-.5 for not citing the heedra as being from Hayao Miyazaki's "Nausicaa". Go to Comment
I like this sorcerous approach to vampires a lot. Its not for everyone, nor is it useful for all standard applications of vampires, but its a cool variant. I see myself using this approach as a group of vampiric magi in my Arabian style campaign.
That said, it really should be expanded more. Seems like you're already working on that though. Go to Comment
Oddly, I found this philosophical approach to vampires oddly reminescent of the Ordo Dracul from Vampire. In fact, it rather seems to fit some of the original vampire myths involving arcane knowledge as a key to the vampiric state quite well (that would be the Strigoi and Vlad Tepes, the man himself). After all, there is plenty of horror to be gained from conscious decisions to perform horrific acts. The new vampire who is forced to feed faces angst and self-loathing, a gut-level reaction. A new dhampiri forced to feed is in for a sickening realization at what he has become by his own hand. The two blend well. In fact, see the Humanity points section of the current Vampire edition for something rather like this approach.
Additionally, Vampire makes frequent reference to vampires studying their potential childe in great detail to see if it would benefit them, which is very similar to this approach.
Thirdly, I think it important to read this as the viewpoint of vampires observing themselves. No one thinks of themselves as a villain. People do evil by rationalizing it to themselves, and something as debased as the vampiric lifestyle certainly requires some serious mental gymnastics in order to rationalize it. Its no surprise then that the vampires have developed an entire philosophy in order to explain their behavior. Manfred has created a race of smiling, handsome, charming sociopaths, and I quite like them. There's room in Vampire for this approach, see the Daeva and/or Ventrue.
As a last note, both mythos blend quite well with the creation of a ritual that transforms a victim, willing or not, into a vampire. It can be given as a gift, or forced upon an unsuspecting victim (assuming the vampire thinks that transforming a stranger into a powerful fiend will somehow benefit him. Most mythos do this by including the whole "spawn dominance" thing). In fact, Vampire did this with the Embrace. Go to Comment

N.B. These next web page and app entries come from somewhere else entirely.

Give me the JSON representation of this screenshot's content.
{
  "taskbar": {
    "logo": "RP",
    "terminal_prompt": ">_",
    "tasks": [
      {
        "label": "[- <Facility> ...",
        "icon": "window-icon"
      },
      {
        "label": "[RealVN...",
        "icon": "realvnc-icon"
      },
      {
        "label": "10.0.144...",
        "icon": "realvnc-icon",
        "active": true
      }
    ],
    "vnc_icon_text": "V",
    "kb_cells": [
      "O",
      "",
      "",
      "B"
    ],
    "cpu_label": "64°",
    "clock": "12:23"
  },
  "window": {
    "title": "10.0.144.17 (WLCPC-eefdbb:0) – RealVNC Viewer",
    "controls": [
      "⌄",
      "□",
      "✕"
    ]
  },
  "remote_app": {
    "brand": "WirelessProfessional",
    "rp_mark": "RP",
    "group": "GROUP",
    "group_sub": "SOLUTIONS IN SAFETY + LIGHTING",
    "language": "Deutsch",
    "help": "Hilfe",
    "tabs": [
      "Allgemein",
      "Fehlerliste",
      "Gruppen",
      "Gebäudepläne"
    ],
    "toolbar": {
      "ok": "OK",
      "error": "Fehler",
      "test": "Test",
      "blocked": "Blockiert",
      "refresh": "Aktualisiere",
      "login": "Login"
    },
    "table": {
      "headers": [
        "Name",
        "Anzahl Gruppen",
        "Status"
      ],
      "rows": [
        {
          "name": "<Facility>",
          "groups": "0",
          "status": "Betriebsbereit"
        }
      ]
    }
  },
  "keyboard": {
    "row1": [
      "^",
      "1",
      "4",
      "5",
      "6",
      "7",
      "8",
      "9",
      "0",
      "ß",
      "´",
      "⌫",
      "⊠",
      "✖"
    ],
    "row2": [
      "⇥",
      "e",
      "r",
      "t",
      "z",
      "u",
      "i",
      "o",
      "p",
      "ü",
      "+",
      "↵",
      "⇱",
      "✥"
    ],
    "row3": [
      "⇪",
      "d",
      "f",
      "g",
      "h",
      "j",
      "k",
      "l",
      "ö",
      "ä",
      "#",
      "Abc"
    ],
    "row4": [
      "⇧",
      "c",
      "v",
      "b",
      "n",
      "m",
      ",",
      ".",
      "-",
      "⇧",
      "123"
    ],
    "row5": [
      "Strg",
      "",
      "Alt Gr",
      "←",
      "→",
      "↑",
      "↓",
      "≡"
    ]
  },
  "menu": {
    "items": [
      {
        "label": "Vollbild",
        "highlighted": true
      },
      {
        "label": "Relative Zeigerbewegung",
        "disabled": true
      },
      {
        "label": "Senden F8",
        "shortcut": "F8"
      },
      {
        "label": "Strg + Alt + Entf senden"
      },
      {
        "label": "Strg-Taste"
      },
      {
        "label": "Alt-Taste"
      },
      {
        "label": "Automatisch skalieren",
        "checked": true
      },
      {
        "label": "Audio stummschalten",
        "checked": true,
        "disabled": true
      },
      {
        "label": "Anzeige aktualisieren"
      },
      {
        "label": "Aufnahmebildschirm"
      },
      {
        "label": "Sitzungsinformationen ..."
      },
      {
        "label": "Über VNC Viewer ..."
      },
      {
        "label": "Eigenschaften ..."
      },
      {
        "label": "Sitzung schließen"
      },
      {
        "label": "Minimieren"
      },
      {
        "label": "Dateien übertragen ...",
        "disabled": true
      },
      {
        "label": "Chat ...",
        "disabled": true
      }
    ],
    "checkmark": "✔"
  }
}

Bloody brilliant! For sure the best thing I've read on this site. As some people have said it would be nice to add a few non-combat encounters into the mix (i.e. puzzles, traps, maybe in the form of ancient and corrupted Han Tsarng wards or spells, or arcane machines that don't immediately try to crush the heroes but are still dangerous in their own right). Of course, the environment provides challenges enough as it is, what with all layers of decks and so on. An enterprising DM could easily add their own puzzles to this gem. And of course the sheer awesomeness and originality of the thing more than makes up for any perceived weakness. I mean, sure its all combat, but that doesn't keep it from being extra-awesome-amazing.
I'd like to see more stuff from this setting. I think it would make for a fantastic campaign setting. Plus, you're well on your way with just this one submission! Go to Comment
Small identical wooden or metal discs with a strange pattern engraved upon them (do not appear to be coinage). The discs can be found all over the continent; a farmer typically overturns several dozen when ploughing a field. Though they are unnaturally hard to break, they have no known use and are widely used as good-luck charms: almost all households would have them on the doors and on mantle pieces; many people carry one or more on them, bound on to a belt, necklace or sewn on to their clothes.